Suspected Down Syndrome Genes Ruled Out

A genetic region thought to be critical to the development of Down syndrome (search) may only be part of a much more complex genetic phenomenon responsible for the disease, according to a new study done on mice.

Researchers say the findings refute the long-held notion that genes in this region are largely responsible for the characteristic facial features and other common traits of Down syndrome.

Down syndrome is the most common cause of mental retardation and affects about one in 700 births. The most common physical traits seen in children who have Down syndrome include a flat facial profile, an upward slant of the eyes, abnormally shaped ears, and an enlarged tongue.

For more than 30 years, many researchers had suspected that a particular gene on chromosone 21 (search), which is found in triplicate in people with Down syndrome, was a key player in the development of the condition. This extra genetic material changes the development of the fetus and can lead to the physical characteristics of the syndrome. As a result, the region became known as the "Down Syndrome Critical Region" (search) or DSCR.

But by using a mouse model of Down syndrome, researchers found having three copies of the DSCR genes was not sufficient to cause the facial abnormalities typical of the disorder.

"The simplistic idea that just one of the hundreds of genes on chromosome 21 affects development no longer holds up," says researcher Roger Reeves, PhD, professor of molecular biology and genetics at Johns Hopkins Institute for Basic Biomedical Sciences, in a news release. "Now researchers can take a deep breath, accept that the syndrome is complex, and move forward."

New Direction for Down Syndrome Research

In the study, which appears in the Oct. 22 issue of the journal Science, researchers created genetically engineered mice that had either three copies or one copy of the genes in the suspected Down syndrome region and analyzed them.

"These mice weren't normal, but they weren't Down syndrome mice, either," says Reeves. "Their faces were longer and narrower than normal, but Down syndrome is characterized by shorter-than-normal facial bones."

In addition, researchers found that DSCR didn't seem to be required for the development of Down syndrome-like facial features. The study showed that mice with the normal number of two copies of the genes in this region, but three copies of the genes on the rest of the chromosome did have the characteristic facial features of Down syndrome.

Researchers say the results indicate that abnormalities in the DCSR region are part of a larger, more complex process in the development of Down syndrome.
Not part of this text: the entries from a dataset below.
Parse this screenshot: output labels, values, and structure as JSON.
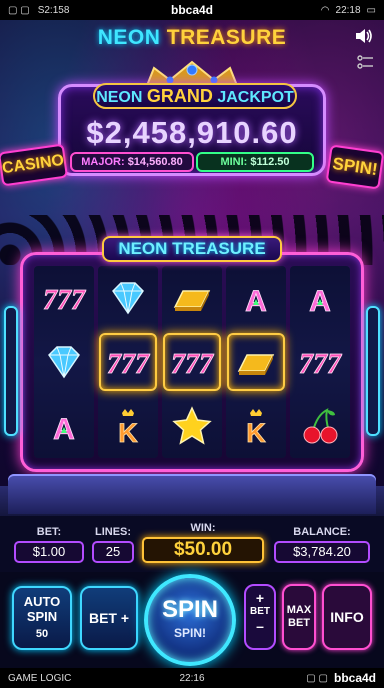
{
  "status_bar": {
    "left_time": "S2:158",
    "center_brand": "bbca4d",
    "right_time": "22:18"
  },
  "game": {
    "title_part1": "NEON",
    "title_part2": "TREASURE",
    "machine_title": "NEON TREASURE"
  },
  "jackpot": {
    "label_part1": "NEON",
    "label_part2": "GRAND",
    "label_part3": "JACKPOT",
    "amount": "$2,458,910.60",
    "major_label": "MAJOR:",
    "major_value": "$14,560.80",
    "mini_label": "MINI:",
    "mini_value": "$112.50"
  },
  "signs": {
    "left": "CASINO",
    "right": "SPIN!"
  },
  "reels": [
    [
      "seven",
      "diamond",
      "a-letter"
    ],
    [
      "diamond",
      "seven",
      "k-letter"
    ],
    [
      "gold-bar",
      "seven",
      "star"
    ],
    [
      "a-letter",
      "gold-bar",
      "k-letter"
    ],
    [
      "a-letter",
      "seven",
      "cherry"
    ]
  ],
  "winning_cells": [
    [
      1,
      1
    ],
    [
      2,
      1
    ],
    [
      3,
      1
    ]
  ],
  "stats": {
    "bet_label": "BET:",
    "bet_value": "$1.00",
    "lines_label": "LINES:",
    "lines_value": "25",
    "win_label": "WIN:",
    "win_value": "$50.00",
    "balance_label": "BALANCE:",
    "balance_value": "$3,784.20"
  },
  "controls": {
    "auto_spin_line1": "AUTO",
    "auto_spin_line2": "SPIN",
    "auto_spin_count": "50",
    "bet_plus": "BET +",
    "spin_main": "SPIN",
    "spin_sub": "SPIN!",
    "bet_plus_sign": "+",
    "bet_small": "BET",
    "bet_minus_sign": "–",
    "max_bet_line1": "MAX",
    "max_bet_line2": "BET",
    "info": "INFO"
  },
  "bottom_bar": {
    "left": "GAME LOGIC",
    "center": "22:16",
    "right_brand": "bbca4d"
  },
  "colors": {
    "neon_cyan": "#3fe6ff",
    "neon_pink": "#ff4fd0",
    "gold": "#ffd23c",
    "purple": "#b34cff"
  }
}
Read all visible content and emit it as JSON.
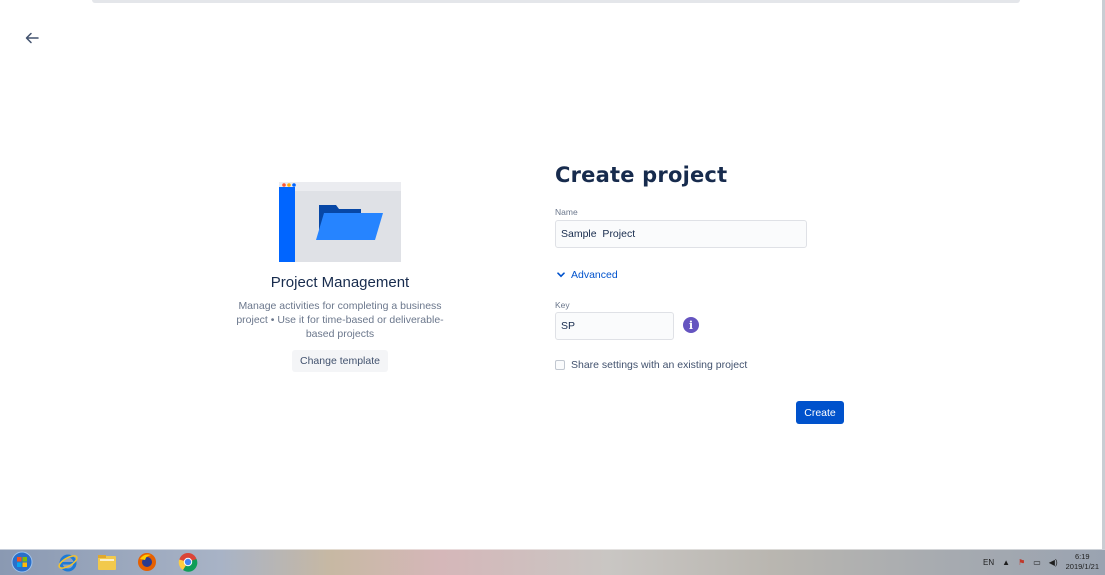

"Some genes in the region contribute to the effects on facial bones, but, in triplicate alone, this region produces different traits than those seen in Down syndrome," says Reeves. "If anyone is going to try to treat the problems seen in Down syndrome, we need to understand what is really happening and when in development it happens."

In a related article in the same journal, David Nelson and Richard Gibbs of Baylor College of Medicine say the study firmly refutes the notion that having three copies of the genes in the suspected region is the sole cause of Down syndrome.

Although the notion that only a few genes may be of critical importance in the development of Down syndrome is appealing because it would make developing potential therapies easier, they say the findings will allow researchers to further study the other 33 genes associated with Down syndrome abnormalities.

By  Jennifer Warner, Reviewed by  Brunilda Nazario, MD

SOURCES: Olson, L. Science, Oct. 22, 2004; vol 306: pp 687-690. News release, Johns Hopkins M